The "typical" American family with young children is one in which the mom is at work and the children are in child care. For most mothers, this means added expenses as well as the daily hassles of transporting children to their child care locations. Most mothers use some type of "familial" care (parental care or relative care) as the primary source of care for their children. These arrangements are almost as reliable as formal daycare and are less expensive to use. However, there are indications that this kind of care, in particular relative care, is done out of necessity rather than choice because it is most often used by low-income mothers and by single mothers who live with other family members.
The movement to formal care occurs as mothers' hours and commitment to staying employed increases, and as income increases. As women become more entrenched in the labor market, they often move from informal to center-based care. Some of this is because their incomes rise, but some of it is because formal settings are more reliable in the long-run. The use of formal child care is associated with increased employment durations for mothers, as is receiving assistance in paying for child care. Therefore it is likely that there will be a continuing shift from informal and familial care settings to formal care in the future.

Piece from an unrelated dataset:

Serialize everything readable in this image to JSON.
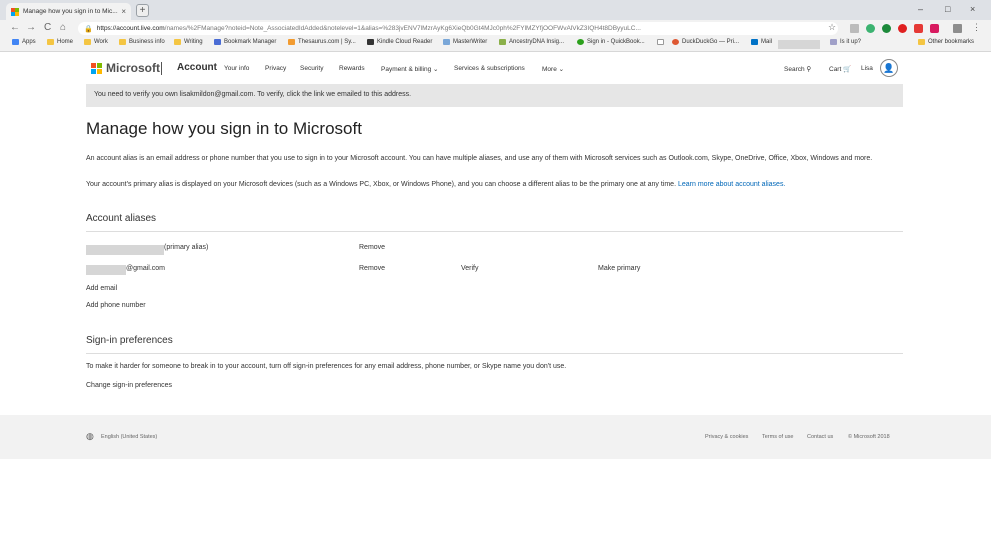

Little is being done in Washington at present to help mothers find and pay for quality child care. The federal tax cuts currently being discussed provide little, if any, assistance for low-income families. The proposed child tax credit is not refundable and therefore would do little to help the vast majority of working families. Most of the programs the federal government has established are not funded at sufficient levels and this problem has been further exacerbated by the states' fiscal crisis, which has led to cutbacks in child care assistance in many states. As a result, working mothers are likely to continue to face serious obstacles to obtaining high quality, reliable, and affordable child care.